• **PROBLEM REQUIREMENTS**
Your answer must be an exact copy of the entries below, with every picture removed.

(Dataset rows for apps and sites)
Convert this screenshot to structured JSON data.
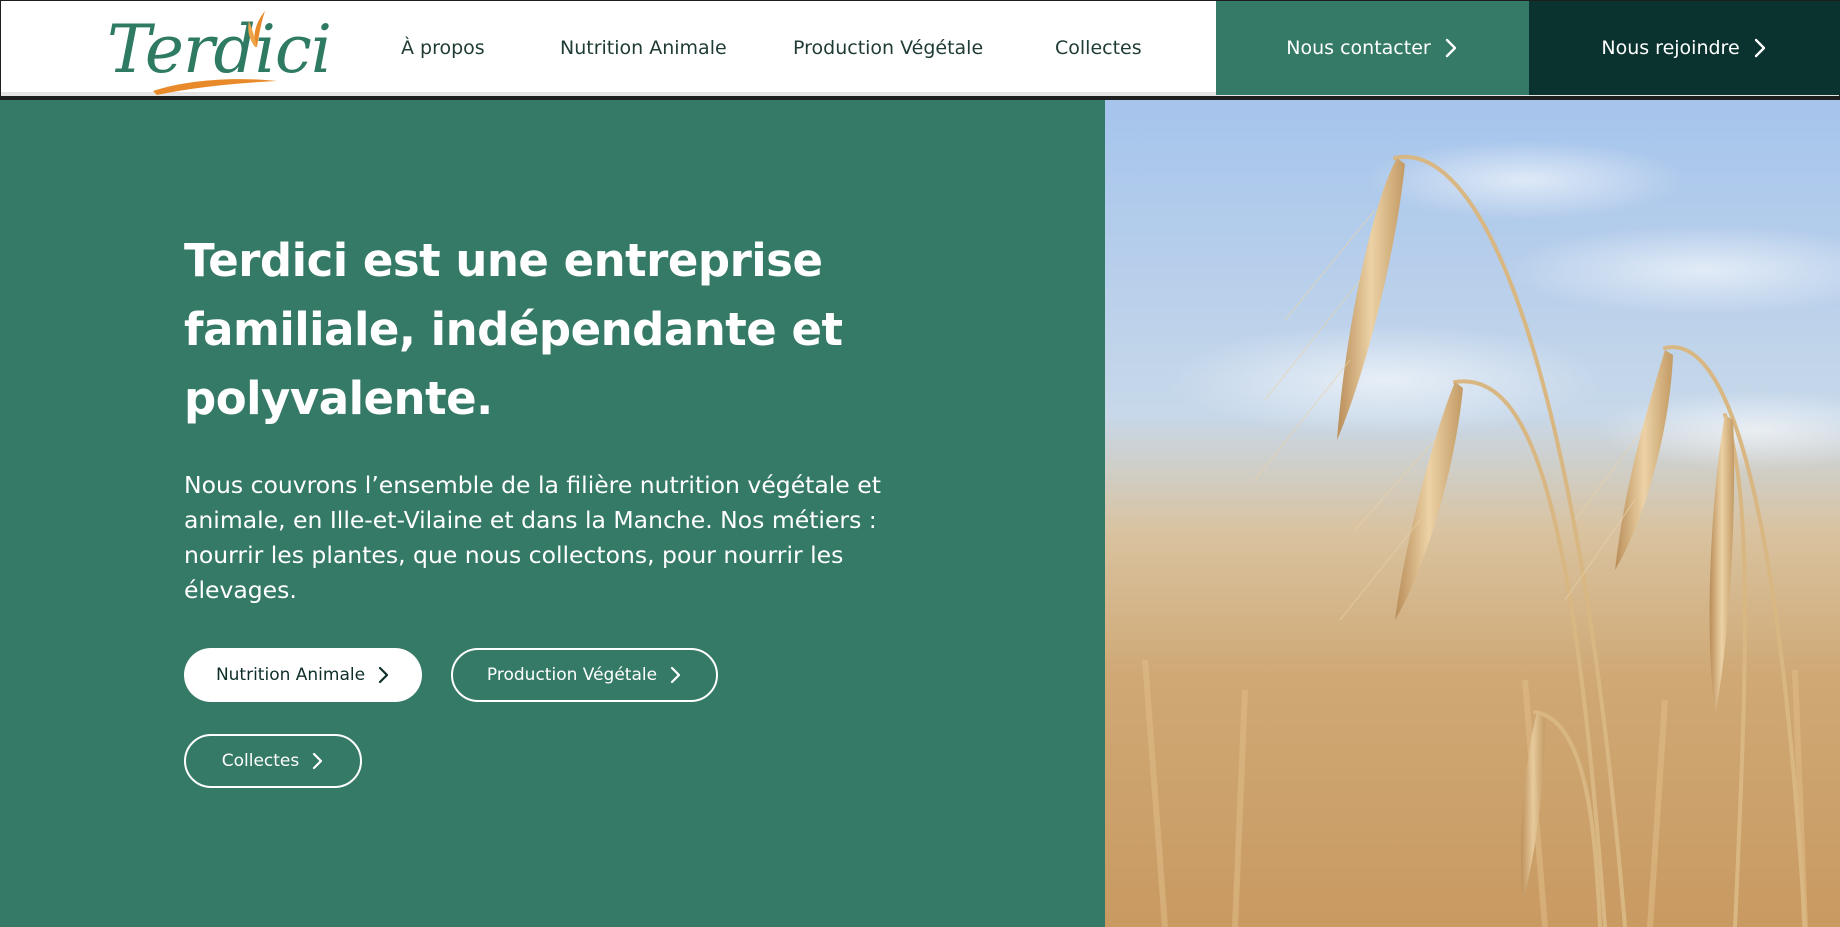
{
  "header": {
    "logo_text": "Terdici",
    "nav": [
      {
        "label": "À propos"
      },
      {
        "label": "Nutrition Animale"
      },
      {
        "label": "Production Végétale"
      },
      {
        "label": "Collectes"
      }
    ],
    "contact_label": "Nous contacter",
    "join_label": "Nous rejoindre"
  },
  "hero": {
    "title": "Terdici est une entreprise familiale, indépendante et polyvalente.",
    "text": "Nous couvrons l’ensemble de la filière nutrition végétale et animale, en Ille-et-Vilaine et dans la Manche. Nos métiers : nourrir les plantes, que nous collectons, pour nourrir les élevages.",
    "buttons": [
      {
        "label": "Nutrition Animale"
      },
      {
        "label": "Production Végétale"
      },
      {
        "label": "Collectes"
      }
    ],
    "image": "wheat-field-photo"
  },
  "colors": {
    "brand_green": "#357a66",
    "dark_teal": "#0a3330",
    "logo_orange": "#e8892a"
  },
  "icons": [
    "chevron-right-icon",
    "wheat-leaf-logo-icon"
  ]
}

• **REPLY TO THE EXERCISE**
Convert this screenshot to structured JSON data.
{
  "header": {
    "logo_text": "Terdici",
    "nav": [
      {
        "label": "À propos"
      },
      {
        "label": "Nutrition Animale"
      },
      {
        "label": "Production Végétale"
      },
      {
        "label": "Collectes"
      }
    ],
    "contact_label": "Nous contacter",
    "join_label": "Nous rejoindre"
  },
  "hero": {
    "title": "Terdici est une entreprise familiale, indépendante et polyvalente.",
    "text": "Nous couvrons l’ensemble de la filière nutrition végétale et animale, en Ille-et-Vilaine et dans la Manche. Nos métiers : nourrir les plantes, que nous collectons, pour nourrir les élevages.",
    "buttons": [
      {
        "label": "Nutrition Animale"
      },
      {
        "label": "Production Végétale"
      },
      {
        "label": "Collectes"
      }
    ],
    "image": "wheat-field-photo"
  },
  "colors": {
    "brand_green": "#357a66",
    "dark_teal": "#0a3330",
    "logo_orange": "#e8892a"
  },
  "icons": [
    "chevron-right-icon",
    "wheat-leaf-logo-icon"
  ]
}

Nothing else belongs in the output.